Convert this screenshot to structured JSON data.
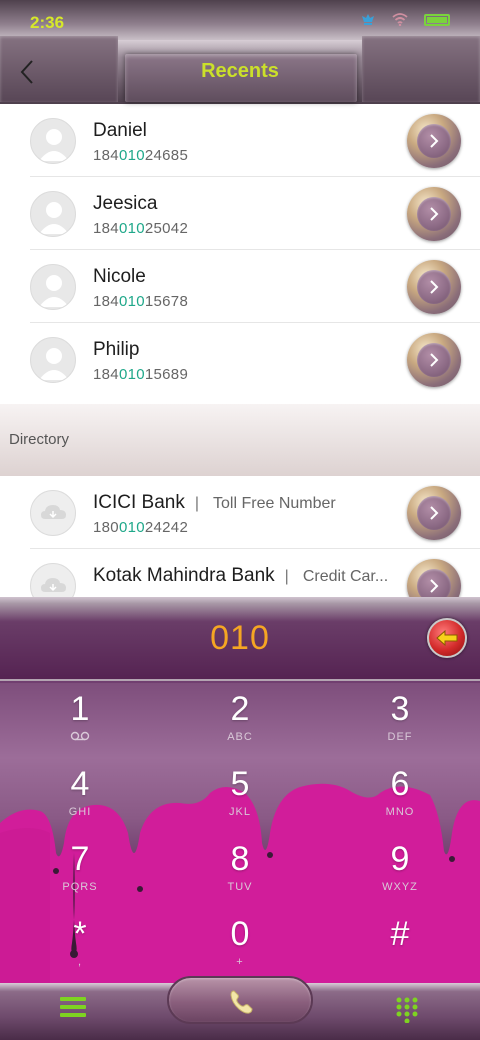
{
  "status_bar": {
    "time": "2:36"
  },
  "header": {
    "title": "Recents"
  },
  "recents": [
    {
      "name": "Daniel",
      "num_pre": "184",
      "num_match": "010",
      "num_post": "24685"
    },
    {
      "name": "Jeesica",
      "num_pre": "184",
      "num_match": "010",
      "num_post": "25042"
    },
    {
      "name": "Nicole",
      "num_pre": "184",
      "num_match": "010",
      "num_post": "15678"
    },
    {
      "name": "Philip",
      "num_pre": "184",
      "num_match": "010",
      "num_post": "15689"
    }
  ],
  "directory": {
    "label": "Directory",
    "items": [
      {
        "name": "ICICI Bank",
        "separator": "|",
        "tag": "Toll Free Number",
        "num_pre": "180",
        "num_match": "010",
        "num_post": "24242"
      },
      {
        "name": "Kotak Mahindra Bank",
        "separator": "|",
        "tag": "Credit Car...",
        "num_pre": "",
        "num_match": "",
        "num_post": ""
      }
    ]
  },
  "dialer": {
    "display": "010",
    "keys": [
      {
        "digit": "1",
        "letters": ""
      },
      {
        "digit": "2",
        "letters": "ABC"
      },
      {
        "digit": "3",
        "letters": "DEF"
      },
      {
        "digit": "4",
        "letters": "GHI"
      },
      {
        "digit": "5",
        "letters": "JKL"
      },
      {
        "digit": "6",
        "letters": "MNO"
      },
      {
        "digit": "7",
        "letters": "PQRS"
      },
      {
        "digit": "8",
        "letters": "TUV"
      },
      {
        "digit": "9",
        "letters": "WXYZ"
      },
      {
        "digit": "*",
        "letters": ","
      },
      {
        "digit": "0",
        "letters": "+"
      },
      {
        "digit": "#",
        "letters": ""
      }
    ]
  },
  "colors": {
    "accent_green": "#7ed321",
    "title_yellow": "#cbe02a",
    "display_orange": "#f5a623",
    "match_teal": "#1fa88a"
  },
  "icons": {
    "back": "chevron-left-icon",
    "go": "chevron-right-icon",
    "delete": "backspace-arrow-icon",
    "menu": "hamburger-icon",
    "call": "phone-icon",
    "keypad": "dialpad-icon",
    "voicemail": "voicemail-icon"
  }
}
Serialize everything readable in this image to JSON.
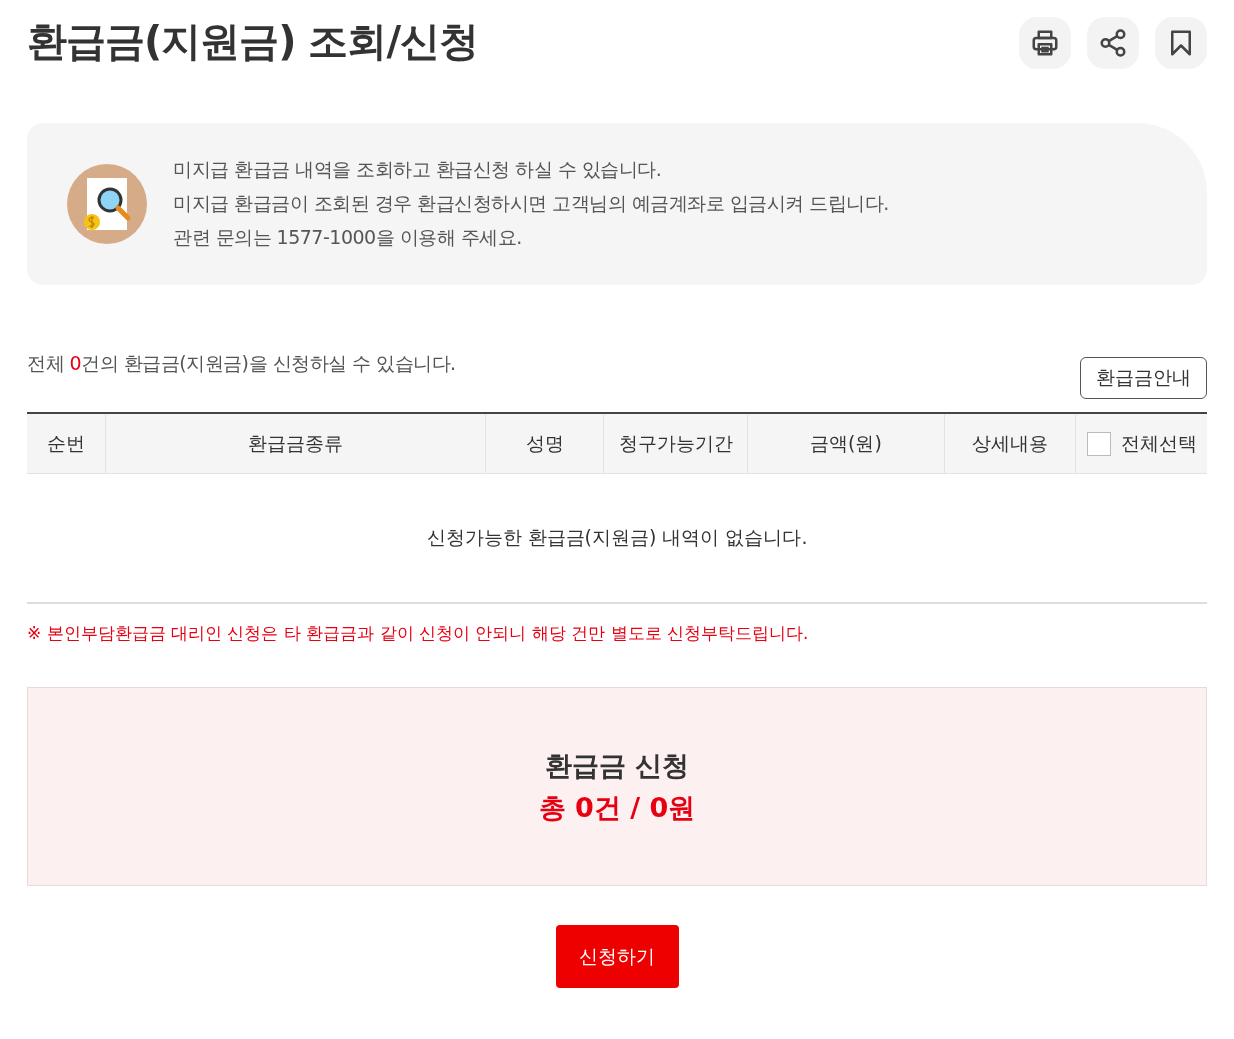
{
  "page": {
    "title": "환급금(지원금) 조회/신청"
  },
  "info": {
    "lines": [
      "미지급 환급금 내역을 조회하고 환급신청 하실 수 있습니다.",
      "미지급 환급금이 조회된 경우 환급신청하시면 고객님의 예금계좌로 입금시켜 드립니다.",
      "관련 문의는 1577-1000을 이용해 주세요."
    ]
  },
  "summary": {
    "prefix": "전체 ",
    "count": "0",
    "suffix": "건의 환급금(지원금)을 신청하실 수 있습니다.",
    "guide_button": "환급금안내"
  },
  "table": {
    "columns": [
      {
        "label": "순번",
        "kind": "text"
      },
      {
        "label": "환급금종류",
        "kind": "text"
      },
      {
        "label": "성명",
        "kind": "text"
      },
      {
        "label": "청구가능기간",
        "kind": "text"
      },
      {
        "label": "금액(원)",
        "kind": "text"
      },
      {
        "label": "상세내용",
        "kind": "text"
      },
      {
        "label": "전체선택",
        "kind": "checkbox",
        "checked": false
      }
    ],
    "empty_message": "신청가능한 환급금(지원금) 내역이 없습니다."
  },
  "notice": "※ 본인부담환급금 대리인 신청은 타 환급금과 같이 신청이 안되니 해당 건만 별도로 신청부탁드립니다.",
  "total": {
    "title": "환급금 신청",
    "amount": "총 0건 / 0원"
  },
  "submit_button": "신청하기"
}
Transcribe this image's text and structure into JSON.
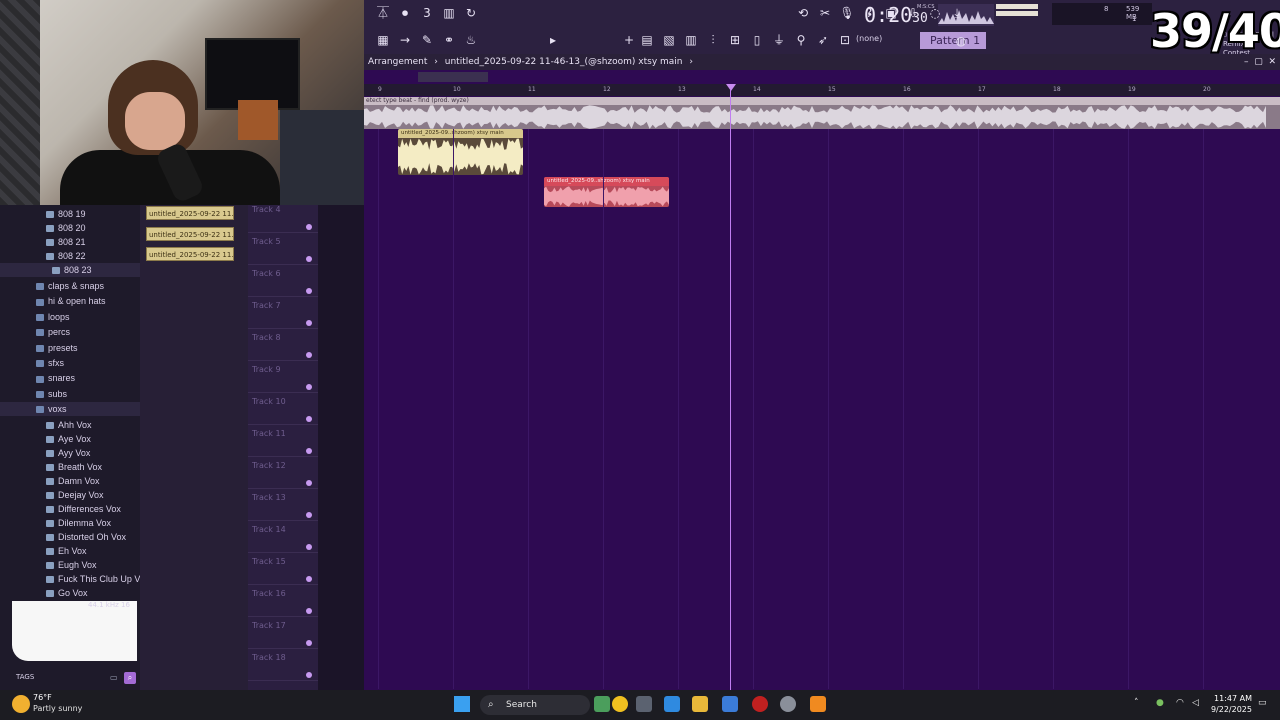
{
  "overlay": {
    "counter": "39/40"
  },
  "toolbar": {
    "time": "0:20",
    "time_frac": "30",
    "time_unit": "M:S:CS",
    "cpu_top": "8",
    "ram": "539 MB",
    "cpu_bottom": "1",
    "pattern_label": "Pattern 1",
    "snap_value": "(none)",
    "news_date": "08/27",
    "news_title": "DEDZII | Remix",
    "news_sub": "Contest"
  },
  "playlist": {
    "breadcrumb_root": "Arrangement",
    "breadcrumb_name": "untitled_2025-09-22 11-46-13_(@shzoom) xtsy main",
    "ruler_labels": [
      "9",
      "10",
      "11",
      "12",
      "13",
      "14",
      "15",
      "16",
      "17",
      "18",
      "19",
      "20"
    ],
    "audio_track_label": "etect type beat - find (prod. wyze)",
    "clip1_label": "untitled_2025-09..shzoom) xtsy main",
    "clip2_label": "untitled_2025-09..shzoom) xtsy main",
    "tracks": [
      "Track 4",
      "Track 5",
      "Track 6",
      "Track 7",
      "Track 8",
      "Track 9",
      "Track 10",
      "Track 11",
      "Track 12",
      "Track 13",
      "Track 14",
      "Track 15",
      "Track 16",
      "Track 17",
      "Track 18"
    ]
  },
  "channel_clips": [
    "untitled_2025-09-22 11...",
    "untitled_2025-09-22 11...",
    "untitled_2025-09-22 11..."
  ],
  "browser": {
    "items_808": [
      "808 19",
      "808 20",
      "808 21",
      "808 22",
      "808 23"
    ],
    "folders": [
      "claps & snaps",
      "hi & open hats",
      "loops",
      "percs",
      "presets",
      "sfxs",
      "snares",
      "subs",
      "voxs"
    ],
    "vox_files": [
      "Ahh Vox",
      "Aye Vox",
      "Ayy Vox",
      "Breath Vox",
      "Damn Vox",
      "Deejay Vox",
      "Differences Vox",
      "Dilemma Vox",
      "Distorted Oh Vox",
      "Eh Vox",
      "Eugh Vox",
      "Fuck This Club Up Vox",
      "Go Vox"
    ],
    "sample_rate": "44.1 kHz 16",
    "tags_label": "TAGS"
  },
  "taskbar": {
    "temp": "76°F",
    "weather": "Partly sunny",
    "search": "Search",
    "time": "11:47 AM",
    "date": "9/22/2025"
  }
}
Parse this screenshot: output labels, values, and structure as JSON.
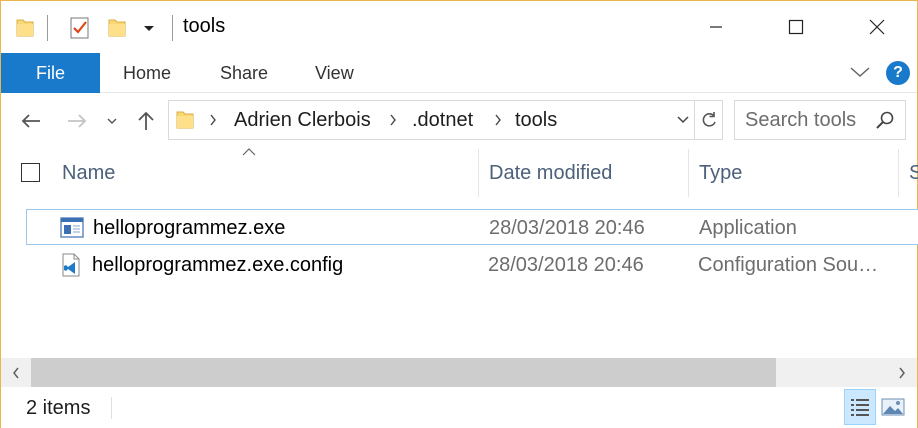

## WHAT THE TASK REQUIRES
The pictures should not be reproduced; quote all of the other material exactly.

## YOUR RESPONSE
Convert this screenshot to structured JSON data.
{
  "status_bar": {
    "time": "2:36"
  },
  "header": {
    "title": "Recents"
  },
  "recents": [
    {
      "name": "Daniel",
      "num_pre": "184",
      "num_match": "010",
      "num_post": "24685"
    },
    {
      "name": "Jeesica",
      "num_pre": "184",
      "num_match": "010",
      "num_post": "25042"
    },
    {
      "name": "Nicole",
      "num_pre": "184",
      "num_match": "010",
      "num_post": "15678"
    },
    {
      "name": "Philip",
      "num_pre": "184",
      "num_match": "010",
      "num_post": "15689"
    }
  ],
  "directory": {
    "label": "Directory",
    "items": [
      {
        "name": "ICICI Bank",
        "separator": "|",
        "tag": "Toll Free Number",
        "num_pre": "180",
        "num_match": "010",
        "num_post": "24242"
      },
      {
        "name": "Kotak Mahindra Bank",
        "separator": "|",
        "tag": "Credit Car...",
        "num_pre": "",
        "num_match": "",
        "num_post": ""
      }
    ]
  },
  "dialer": {
    "display": "010",
    "keys": [
      {
        "digit": "1",
        "letters": ""
      },
      {
        "digit": "2",
        "letters": "ABC"
      },
      {
        "digit": "3",
        "letters": "DEF"
      },
      {
        "digit": "4",
        "letters": "GHI"
      },
      {
        "digit": "5",
        "letters": "JKL"
      },
      {
        "digit": "6",
        "letters": "MNO"
      },
      {
        "digit": "7",
        "letters": "PQRS"
      },
      {
        "digit": "8",
        "letters": "TUV"
      },
      {
        "digit": "9",
        "letters": "WXYZ"
      },
      {
        "digit": "*",
        "letters": ","
      },
      {
        "digit": "0",
        "letters": "+"
      },
      {
        "digit": "#",
        "letters": ""
      }
    ]
  },
  "colors": {
    "accent_green": "#7ed321",
    "title_yellow": "#cbe02a",
    "display_orange": "#f5a623",
    "match_teal": "#1fa88a"
  },
  "icons": {
    "back": "chevron-left-icon",
    "go": "chevron-right-icon",
    "delete": "backspace-arrow-icon",
    "menu": "hamburger-icon",
    "call": "phone-icon",
    "keypad": "dialpad-icon",
    "voicemail": "voicemail-icon"
  }
}
Serialize everything readable in this image to JSON.
{
  "page": {
    "title": "환급금(지원금) 조회/신청"
  },
  "info": {
    "lines": [
      "미지급 환급금 내역을 조회하고 환급신청 하실 수 있습니다.",
      "미지급 환급금이 조회된 경우 환급신청하시면 고객님의 예금계좌로 입금시켜 드립니다.",
      "관련 문의는 1577-1000을 이용해 주세요."
    ]
  },
  "summary": {
    "prefix": "전체 ",
    "count": "0",
    "suffix": "건의 환급금(지원금)을 신청하실 수 있습니다.",
    "guide_button": "환급금안내"
  },
  "table": {
    "columns": [
      {
        "label": "순번",
        "kind": "text"
      },
      {
        "label": "환급금종류",
        "kind": "text"
      },
      {
        "label": "성명",
        "kind": "text"
      },
      {
        "label": "청구가능기간",
        "kind": "text"
      },
      {
        "label": "금액(원)",
        "kind": "text"
      },
      {
        "label": "상세내용",
        "kind": "text"
      },
      {
        "label": "전체선택",
        "kind": "checkbox",
        "checked": false
      }
    ],
    "empty_message": "신청가능한 환급금(지원금) 내역이 없습니다."
  },
  "notice": "※ 본인부담환급금 대리인 신청은 타 환급금과 같이 신청이 안되니 해당 건만 별도로 신청부탁드립니다.",
  "total": {
    "title": "환급금 신청",
    "amount": "총 0건 / 0원"
  },
  "submit_button": "신청하기"
}
Transcribe this image's text and structure into JSON.
{
  "overlay": {
    "counter": "39/40"
  },
  "toolbar": {
    "time": "0:20",
    "time_frac": "30",
    "time_unit": "M:S:CS",
    "cpu_top": "8",
    "ram": "539 MB",
    "cpu_bottom": "1",
    "pattern_label": "Pattern 1",
    "snap_value": "(none)",
    "news_date": "08/27",
    "news_title": "DEDZII | Remix",
    "news_sub": "Contest"
  },
  "playlist": {
    "breadcrumb_root": "Arrangement",
    "breadcrumb_name": "untitled_2025-09-22 11-46-13_(@shzoom) xtsy main",
    "ruler_labels": [
      "9",
      "10",
      "11",
      "12",
      "13",
      "14",
      "15",
      "16",
      "17",
      "18",
      "19",
      "20"
    ],
    "audio_track_label": "etect type beat - find (prod. wyze)",
    "clip1_label": "untitled_2025-09..shzoom) xtsy main",
    "clip2_label": "untitled_2025-09..shzoom) xtsy main",
    "tracks": [
      "Track 4",
      "Track 5",
      "Track 6",
      "Track 7",
      "Track 8",
      "Track 9",
      "Track 10",
      "Track 11",
      "Track 12",
      "Track 13",
      "Track 14",
      "Track 15",
      "Track 16",
      "Track 17",
      "Track 18"
    ]
  },
  "channel_clips": [
    "untitled_2025-09-22 11...",
    "untitled_2025-09-22 11...",
    "untitled_2025-09-22 11..."
  ],
  "browser": {
    "items_808": [
      "808 19",
      "808 20",
      "808 21",
      "808 22",
      "808 23"
    ],
    "folders": [
      "claps & snaps",
      "hi & open hats",
      "loops",
      "percs",
      "presets",
      "sfxs",
      "snares",
      "subs",
      "voxs"
    ],
    "vox_files": [
      "Ahh Vox",
      "Aye Vox",
      "Ayy Vox",
      "Breath Vox",
      "Damn Vox",
      "Deejay Vox",
      "Differences Vox",
      "Dilemma Vox",
      "Distorted Oh Vox",
      "Eh Vox",
      "Eugh Vox",
      "Fuck This Club Up Vox",
      "Go Vox"
    ],
    "sample_rate": "44.1 kHz 16",
    "tags_label": "TAGS"
  },
  "taskbar": {
    "temp": "76°F",
    "weather": "Partly sunny",
    "search": "Search",
    "time": "11:47 AM",
    "date": "9/22/2025"
  }
}
Parse this screenshot: output labels, values, and structure as JSON.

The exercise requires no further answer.